The Greek Revival façade facing Great Russell Street is a characteristic building of Sir Robert Smirke, with 44 Ionic columns 45 ft (14 m) high, closely based on those of the temple of Athena Polias at Priene in Asia Minor. The construction commenced around the courtyard with the East Wing (The King’s Library) in 1823–1828, followed by the North Wing in 1833–1838. The pediment over the main entrance is decorated by sculptures by Sir Richard Westmacott depicting The Progress of Civilisation and consisting of fifteen allegorical figures, which were installed in 1852.
Until 1997, when the British Library previously centred on the Round Reading Room moved to a new site, the British Museum housed both the national museum of antiquities and the national library in the same building. The museum is a non-departmental public body sponsored by the Department for Culture, Media and Sport, and as with all other national museums in the United Kingdom it charges no admission fee, except for loan exhibitions.

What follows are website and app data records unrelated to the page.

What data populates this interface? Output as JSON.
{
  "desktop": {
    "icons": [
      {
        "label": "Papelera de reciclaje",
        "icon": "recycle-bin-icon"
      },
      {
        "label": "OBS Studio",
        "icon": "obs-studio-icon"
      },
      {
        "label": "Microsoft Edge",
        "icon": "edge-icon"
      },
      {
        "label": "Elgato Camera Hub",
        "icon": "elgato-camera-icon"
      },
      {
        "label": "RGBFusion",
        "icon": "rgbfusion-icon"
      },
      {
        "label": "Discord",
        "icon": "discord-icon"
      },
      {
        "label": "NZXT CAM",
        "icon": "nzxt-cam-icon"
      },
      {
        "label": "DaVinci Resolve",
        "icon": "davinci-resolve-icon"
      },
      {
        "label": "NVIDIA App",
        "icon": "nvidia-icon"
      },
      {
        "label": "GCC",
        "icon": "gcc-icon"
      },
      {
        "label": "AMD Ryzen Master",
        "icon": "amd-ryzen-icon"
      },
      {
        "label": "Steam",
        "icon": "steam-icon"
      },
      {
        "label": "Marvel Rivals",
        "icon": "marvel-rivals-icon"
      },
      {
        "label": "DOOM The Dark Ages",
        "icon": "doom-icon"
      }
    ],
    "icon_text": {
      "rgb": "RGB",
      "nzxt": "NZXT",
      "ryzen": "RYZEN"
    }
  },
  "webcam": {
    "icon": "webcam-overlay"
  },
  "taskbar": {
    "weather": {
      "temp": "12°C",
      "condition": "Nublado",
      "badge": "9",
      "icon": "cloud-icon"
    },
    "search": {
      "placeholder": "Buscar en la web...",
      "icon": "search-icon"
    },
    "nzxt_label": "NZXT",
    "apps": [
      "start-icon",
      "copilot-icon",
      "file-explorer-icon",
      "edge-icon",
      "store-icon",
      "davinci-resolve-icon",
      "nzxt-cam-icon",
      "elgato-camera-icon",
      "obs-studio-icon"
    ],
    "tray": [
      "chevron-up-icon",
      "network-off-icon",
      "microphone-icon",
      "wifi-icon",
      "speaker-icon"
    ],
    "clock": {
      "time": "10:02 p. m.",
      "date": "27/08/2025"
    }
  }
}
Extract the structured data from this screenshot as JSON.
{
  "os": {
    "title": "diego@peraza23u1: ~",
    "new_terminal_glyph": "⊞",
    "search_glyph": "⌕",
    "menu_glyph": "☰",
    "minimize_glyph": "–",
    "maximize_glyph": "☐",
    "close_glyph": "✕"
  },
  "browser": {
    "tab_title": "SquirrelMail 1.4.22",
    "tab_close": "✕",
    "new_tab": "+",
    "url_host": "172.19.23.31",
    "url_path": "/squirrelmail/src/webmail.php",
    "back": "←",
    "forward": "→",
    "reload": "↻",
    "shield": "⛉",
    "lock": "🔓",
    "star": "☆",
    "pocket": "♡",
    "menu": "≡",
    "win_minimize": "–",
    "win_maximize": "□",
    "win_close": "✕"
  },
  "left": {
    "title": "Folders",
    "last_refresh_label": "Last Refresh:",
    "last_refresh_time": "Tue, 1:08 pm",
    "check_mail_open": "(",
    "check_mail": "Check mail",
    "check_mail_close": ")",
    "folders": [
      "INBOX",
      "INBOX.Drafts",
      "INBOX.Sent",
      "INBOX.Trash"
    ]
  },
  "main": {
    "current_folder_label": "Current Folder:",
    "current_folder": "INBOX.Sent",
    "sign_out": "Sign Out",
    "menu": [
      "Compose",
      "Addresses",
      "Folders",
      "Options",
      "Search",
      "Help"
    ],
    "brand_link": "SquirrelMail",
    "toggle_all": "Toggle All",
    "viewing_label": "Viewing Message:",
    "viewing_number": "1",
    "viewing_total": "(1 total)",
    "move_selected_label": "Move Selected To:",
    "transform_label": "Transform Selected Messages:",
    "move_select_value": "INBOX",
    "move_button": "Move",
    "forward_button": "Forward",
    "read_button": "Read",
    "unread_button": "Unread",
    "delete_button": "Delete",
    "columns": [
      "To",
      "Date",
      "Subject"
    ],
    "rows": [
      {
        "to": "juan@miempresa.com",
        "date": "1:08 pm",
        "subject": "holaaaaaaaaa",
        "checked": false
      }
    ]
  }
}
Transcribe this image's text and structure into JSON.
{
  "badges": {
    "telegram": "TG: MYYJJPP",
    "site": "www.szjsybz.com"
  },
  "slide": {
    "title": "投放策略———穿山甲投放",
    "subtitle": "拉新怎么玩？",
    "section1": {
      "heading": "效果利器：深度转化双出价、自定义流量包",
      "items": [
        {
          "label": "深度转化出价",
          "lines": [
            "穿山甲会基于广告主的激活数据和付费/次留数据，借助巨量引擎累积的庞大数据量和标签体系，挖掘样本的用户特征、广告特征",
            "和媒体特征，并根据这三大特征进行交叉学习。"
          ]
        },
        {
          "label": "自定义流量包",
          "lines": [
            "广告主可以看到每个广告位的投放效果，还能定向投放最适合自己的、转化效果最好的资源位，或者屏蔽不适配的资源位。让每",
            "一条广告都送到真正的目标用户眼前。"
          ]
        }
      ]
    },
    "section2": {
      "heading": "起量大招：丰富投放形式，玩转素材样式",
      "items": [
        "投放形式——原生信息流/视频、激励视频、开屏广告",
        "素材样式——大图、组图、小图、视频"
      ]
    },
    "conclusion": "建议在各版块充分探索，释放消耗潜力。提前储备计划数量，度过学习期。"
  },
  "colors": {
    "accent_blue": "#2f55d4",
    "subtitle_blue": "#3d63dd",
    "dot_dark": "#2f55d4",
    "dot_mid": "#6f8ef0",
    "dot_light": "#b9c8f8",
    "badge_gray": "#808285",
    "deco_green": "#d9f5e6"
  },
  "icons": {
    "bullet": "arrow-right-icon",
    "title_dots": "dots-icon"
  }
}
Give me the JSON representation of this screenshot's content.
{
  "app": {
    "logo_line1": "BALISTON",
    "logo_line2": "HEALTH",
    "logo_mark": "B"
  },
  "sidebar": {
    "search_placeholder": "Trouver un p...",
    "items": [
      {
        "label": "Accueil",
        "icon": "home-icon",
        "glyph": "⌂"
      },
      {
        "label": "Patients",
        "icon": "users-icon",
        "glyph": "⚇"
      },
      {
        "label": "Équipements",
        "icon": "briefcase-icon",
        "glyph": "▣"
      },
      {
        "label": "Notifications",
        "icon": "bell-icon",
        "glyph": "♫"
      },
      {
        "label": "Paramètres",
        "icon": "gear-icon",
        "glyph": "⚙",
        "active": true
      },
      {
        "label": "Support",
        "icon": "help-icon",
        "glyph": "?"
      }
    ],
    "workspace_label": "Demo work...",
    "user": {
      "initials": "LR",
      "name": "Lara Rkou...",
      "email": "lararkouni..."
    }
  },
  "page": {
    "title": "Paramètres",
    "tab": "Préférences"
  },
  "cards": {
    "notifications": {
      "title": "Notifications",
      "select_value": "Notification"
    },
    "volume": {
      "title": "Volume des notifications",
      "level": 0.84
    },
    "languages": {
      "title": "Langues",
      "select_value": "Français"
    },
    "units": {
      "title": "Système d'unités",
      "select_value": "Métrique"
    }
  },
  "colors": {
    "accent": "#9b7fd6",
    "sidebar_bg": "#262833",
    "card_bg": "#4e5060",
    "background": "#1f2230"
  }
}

For further details go to www.britishmuseum.org/
For your London Vacation Rental go to www.chsrentals.com/london
Four old (and famous) London pubs.
Pubs (short for “public houses”) are a British institution, there are over 7,000 of them in London. Here are details of four of the oldest and most famous.
Ye Ode Mitre
Built in 1546 for the servants of the Bishops of Ely, The Ye Olde Mitre is famous for having a cherry tree, (now supporting the front) that Queen Elizabeth I once danced around. Set in a part of London steeped in history, it’s near where William Wallace was hung, drawn and quartered at Smithfield, along with martyrs and traitors who were also killed nearby. More details and here.
The Lamb and Flag
When the building now known as The Lamb and Flag was built, in the mid-17th Century, Covent Garden was a relatively new urban area – a smart and desirable address. But a century later, the gentry had moved away and the area had become a red-light district. Records from 1772 show that The Lamb and Flag – or Coopers Arms as it was known then – was trading successfully, but the clientele was drawn from the lower levels of society.
A century later, and the venue was a popular location for unlicensed bare-knuckle fights. Great London pubs don’t get more historic than this! More details.
The Prospect of Whitby
The Prospect Of Whitby in Wapping is London’s oldest riverside pub dating back to 1520. The pub has an illustrious history. Regular visitors included the writers Charles Dickens, Samuel Pepys and Samuel Johnson – and the venue was known for its bare-knuckle and cock fights. It’s thought the pub’s strange name derives from the fact that a collier – a ship carrying coal – from Whitby in North Yorkshire used to moor regularly beside the pub. More details.
The pub’s name – The Flask – comes from the tradition of selling flasks from the pub, which were then used to collect water from the springs around Highgate and nearby Hampstead heath. A natural spring to the rear of the pub may also have been used for this purpose.
Every good historic pub should have a haunting or two, and The Flask is no exception. You might run into the ghost of a Spanish barmaid who hanged herself in the pub’s cellar (now a seating area), over an unrequited love for the publican. Look out also for a chap in Cavalier uniform occasionally seen crossing the room in the main bar and vanishing into a pillar. And while he doesn’t haunt the pub (as far as we know) Dick Turpin is reputed to have spent some time in our wine store while on the run from the authorities. More details
If you’re looking for a truly English experience and a chance to meet and get to know some locals – try The Coach House.